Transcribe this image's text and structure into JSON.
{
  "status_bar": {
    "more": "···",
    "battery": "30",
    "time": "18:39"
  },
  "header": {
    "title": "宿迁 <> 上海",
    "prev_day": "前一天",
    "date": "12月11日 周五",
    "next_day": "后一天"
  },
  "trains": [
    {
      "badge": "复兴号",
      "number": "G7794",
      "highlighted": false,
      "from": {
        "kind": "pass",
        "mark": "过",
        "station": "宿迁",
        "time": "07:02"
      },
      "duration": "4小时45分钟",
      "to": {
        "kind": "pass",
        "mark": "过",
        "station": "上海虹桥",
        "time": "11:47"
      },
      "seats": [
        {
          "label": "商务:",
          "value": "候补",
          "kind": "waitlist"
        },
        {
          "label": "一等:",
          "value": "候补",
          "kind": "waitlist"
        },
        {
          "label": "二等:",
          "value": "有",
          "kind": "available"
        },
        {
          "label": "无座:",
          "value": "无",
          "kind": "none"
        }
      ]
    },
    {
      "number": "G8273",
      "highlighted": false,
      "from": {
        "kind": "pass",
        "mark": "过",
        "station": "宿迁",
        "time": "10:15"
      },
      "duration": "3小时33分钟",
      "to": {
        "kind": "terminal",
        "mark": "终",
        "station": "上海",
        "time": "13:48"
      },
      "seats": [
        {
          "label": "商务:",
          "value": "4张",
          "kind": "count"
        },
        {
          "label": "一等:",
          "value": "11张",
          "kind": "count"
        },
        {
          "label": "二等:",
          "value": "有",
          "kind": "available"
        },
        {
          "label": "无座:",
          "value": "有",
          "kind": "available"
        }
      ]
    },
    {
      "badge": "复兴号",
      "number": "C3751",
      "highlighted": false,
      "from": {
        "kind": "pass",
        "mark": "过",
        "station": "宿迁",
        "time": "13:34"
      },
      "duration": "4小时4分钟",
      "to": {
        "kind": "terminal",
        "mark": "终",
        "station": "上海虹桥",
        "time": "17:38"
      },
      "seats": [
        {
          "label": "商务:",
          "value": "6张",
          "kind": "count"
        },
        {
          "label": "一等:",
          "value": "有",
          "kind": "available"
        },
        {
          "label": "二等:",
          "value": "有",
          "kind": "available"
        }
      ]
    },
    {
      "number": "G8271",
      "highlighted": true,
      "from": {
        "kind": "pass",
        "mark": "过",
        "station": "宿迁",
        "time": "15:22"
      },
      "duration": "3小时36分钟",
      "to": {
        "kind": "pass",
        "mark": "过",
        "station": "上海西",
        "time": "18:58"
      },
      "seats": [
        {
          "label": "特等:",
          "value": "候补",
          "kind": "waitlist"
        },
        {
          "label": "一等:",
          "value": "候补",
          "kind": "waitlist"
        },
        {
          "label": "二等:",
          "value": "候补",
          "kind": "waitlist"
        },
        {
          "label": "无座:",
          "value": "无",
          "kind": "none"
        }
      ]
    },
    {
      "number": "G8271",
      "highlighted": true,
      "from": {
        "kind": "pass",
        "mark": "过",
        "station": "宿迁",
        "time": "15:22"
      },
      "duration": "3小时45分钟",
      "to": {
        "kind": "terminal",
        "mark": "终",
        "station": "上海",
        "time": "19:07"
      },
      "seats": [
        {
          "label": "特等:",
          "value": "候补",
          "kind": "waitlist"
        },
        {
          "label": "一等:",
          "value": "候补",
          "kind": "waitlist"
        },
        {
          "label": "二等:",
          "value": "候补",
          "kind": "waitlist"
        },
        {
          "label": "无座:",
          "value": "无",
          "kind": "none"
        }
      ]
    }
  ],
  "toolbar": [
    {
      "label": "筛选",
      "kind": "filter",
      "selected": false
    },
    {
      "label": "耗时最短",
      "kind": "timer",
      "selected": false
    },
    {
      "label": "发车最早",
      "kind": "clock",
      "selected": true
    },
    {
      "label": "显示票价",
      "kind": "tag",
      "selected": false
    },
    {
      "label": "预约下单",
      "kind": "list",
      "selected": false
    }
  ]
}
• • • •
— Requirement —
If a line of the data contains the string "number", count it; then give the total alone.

— Answer to this task —
5